Start of STORED DATA

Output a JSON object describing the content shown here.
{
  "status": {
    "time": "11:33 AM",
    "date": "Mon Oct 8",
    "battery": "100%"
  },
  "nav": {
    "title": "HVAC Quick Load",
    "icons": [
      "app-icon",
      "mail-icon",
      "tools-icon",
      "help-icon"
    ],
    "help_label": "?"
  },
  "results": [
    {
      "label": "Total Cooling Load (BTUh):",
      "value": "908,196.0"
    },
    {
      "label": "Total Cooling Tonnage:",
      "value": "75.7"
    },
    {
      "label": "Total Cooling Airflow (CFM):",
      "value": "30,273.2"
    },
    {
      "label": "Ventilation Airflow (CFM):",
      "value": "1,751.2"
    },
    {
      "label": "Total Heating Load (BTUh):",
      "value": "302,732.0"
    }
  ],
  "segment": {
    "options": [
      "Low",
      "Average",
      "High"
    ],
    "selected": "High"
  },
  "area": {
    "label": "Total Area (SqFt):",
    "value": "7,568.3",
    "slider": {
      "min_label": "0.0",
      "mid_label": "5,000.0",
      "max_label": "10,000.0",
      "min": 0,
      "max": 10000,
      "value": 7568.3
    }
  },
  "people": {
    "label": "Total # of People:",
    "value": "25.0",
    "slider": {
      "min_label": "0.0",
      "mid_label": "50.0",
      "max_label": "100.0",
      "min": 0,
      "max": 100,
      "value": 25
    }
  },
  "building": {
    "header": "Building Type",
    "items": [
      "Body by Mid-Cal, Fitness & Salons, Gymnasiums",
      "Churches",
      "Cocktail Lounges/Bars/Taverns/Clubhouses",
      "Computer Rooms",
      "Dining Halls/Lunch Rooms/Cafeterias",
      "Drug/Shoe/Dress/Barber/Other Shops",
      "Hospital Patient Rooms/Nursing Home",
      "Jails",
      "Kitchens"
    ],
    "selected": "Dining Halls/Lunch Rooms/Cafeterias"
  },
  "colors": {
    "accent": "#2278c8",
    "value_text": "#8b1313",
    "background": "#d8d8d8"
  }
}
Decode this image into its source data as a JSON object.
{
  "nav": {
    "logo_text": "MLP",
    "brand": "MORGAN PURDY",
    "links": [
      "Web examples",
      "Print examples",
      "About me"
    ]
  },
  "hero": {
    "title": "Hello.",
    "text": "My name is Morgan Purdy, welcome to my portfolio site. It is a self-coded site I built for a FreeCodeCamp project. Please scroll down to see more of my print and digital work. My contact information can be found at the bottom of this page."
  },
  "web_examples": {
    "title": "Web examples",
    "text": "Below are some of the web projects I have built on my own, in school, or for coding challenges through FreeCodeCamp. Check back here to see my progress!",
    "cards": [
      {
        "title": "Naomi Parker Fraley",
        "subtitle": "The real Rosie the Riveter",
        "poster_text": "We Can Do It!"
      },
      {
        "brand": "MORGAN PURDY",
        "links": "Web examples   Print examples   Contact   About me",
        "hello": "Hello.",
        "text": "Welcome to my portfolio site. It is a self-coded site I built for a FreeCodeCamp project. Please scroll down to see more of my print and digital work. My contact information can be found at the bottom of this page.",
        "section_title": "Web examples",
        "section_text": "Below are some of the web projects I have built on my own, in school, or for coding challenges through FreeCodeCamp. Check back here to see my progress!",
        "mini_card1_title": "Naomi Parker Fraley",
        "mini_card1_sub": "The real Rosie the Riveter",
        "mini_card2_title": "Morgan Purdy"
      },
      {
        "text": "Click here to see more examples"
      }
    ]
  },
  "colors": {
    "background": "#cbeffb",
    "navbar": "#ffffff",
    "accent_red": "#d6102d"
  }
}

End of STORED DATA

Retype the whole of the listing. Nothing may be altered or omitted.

OUTPUT OF THE TASK>
Output a JSON object describing the content shown here.
{
  "status": {
    "time": "11:33 AM",
    "date": "Mon Oct 8",
    "battery": "100%"
  },
  "nav": {
    "title": "HVAC Quick Load",
    "icons": [
      "app-icon",
      "mail-icon",
      "tools-icon",
      "help-icon"
    ],
    "help_label": "?"
  },
  "results": [
    {
      "label": "Total Cooling Load (BTUh):",
      "value": "908,196.0"
    },
    {
      "label": "Total Cooling Tonnage:",
      "value": "75.7"
    },
    {
      "label": "Total Cooling Airflow (CFM):",
      "value": "30,273.2"
    },
    {
      "label": "Ventilation Airflow (CFM):",
      "value": "1,751.2"
    },
    {
      "label": "Total Heating Load (BTUh):",
      "value": "302,732.0"
    }
  ],
  "segment": {
    "options": [
      "Low",
      "Average",
      "High"
    ],
    "selected": "High"
  },
  "area": {
    "label": "Total Area (SqFt):",
    "value": "7,568.3",
    "slider": {
      "min_label": "0.0",
      "mid_label": "5,000.0",
      "max_label": "10,000.0",
      "min": 0,
      "max": 10000,
      "value": 7568.3
    }
  },
  "people": {
    "label": "Total # of People:",
    "value": "25.0",
    "slider": {
      "min_label": "0.0",
      "mid_label": "50.0",
      "max_label": "100.0",
      "min": 0,
      "max": 100,
      "value": 25
    }
  },
  "building": {
    "header": "Building Type",
    "items": [
      "Body by Mid-Cal, Fitness & Salons, Gymnasiums",
      "Churches",
      "Cocktail Lounges/Bars/Taverns/Clubhouses",
      "Computer Rooms",
      "Dining Halls/Lunch Rooms/Cafeterias",
      "Drug/Shoe/Dress/Barber/Other Shops",
      "Hospital Patient Rooms/Nursing Home",
      "Jails",
      "Kitchens"
    ],
    "selected": "Dining Halls/Lunch Rooms/Cafeterias"
  },
  "colors": {
    "accent": "#2278c8",
    "value_text": "#8b1313",
    "background": "#d8d8d8"
  }
}
Decode this image into its source data as a JSON object.
{
  "nav": {
    "logo_text": "MLP",
    "brand": "MORGAN PURDY",
    "links": [
      "Web examples",
      "Print examples",
      "About me"
    ]
  },
  "hero": {
    "title": "Hello.",
    "text": "My name is Morgan Purdy, welcome to my portfolio site. It is a self-coded site I built for a FreeCodeCamp project. Please scroll down to see more of my print and digital work. My contact information can be found at the bottom of this page."
  },
  "web_examples": {
    "title": "Web examples",
    "text": "Below are some of the web projects I have built on my own, in school, or for coding challenges through FreeCodeCamp. Check back here to see my progress!",
    "cards": [
      {
        "title": "Naomi Parker Fraley",
        "subtitle": "The real Rosie the Riveter",
        "poster_text": "We Can Do It!"
      },
      {
        "brand": "MORGAN PURDY",
        "links": "Web examples   Print examples   Contact   About me",
        "hello": "Hello.",
        "text": "Welcome to my portfolio site. It is a self-coded site I built for a FreeCodeCamp project. Please scroll down to see more of my print and digital work. My contact information can be found at the bottom of this page.",
        "section_title": "Web examples",
        "section_text": "Below are some of the web projects I have built on my own, in school, or for coding challenges through FreeCodeCamp. Check back here to see my progress!",
        "mini_card1_title": "Naomi Parker Fraley",
        "mini_card1_sub": "The real Rosie the Riveter",
        "mini_card2_title": "Morgan Purdy"
      },
      {
        "text": "Click here to see more examples"
      }
    ]
  },
  "colors": {
    "background": "#cbeffb",
    "navbar": "#ffffff",
    "accent_red": "#d6102d"
  }
}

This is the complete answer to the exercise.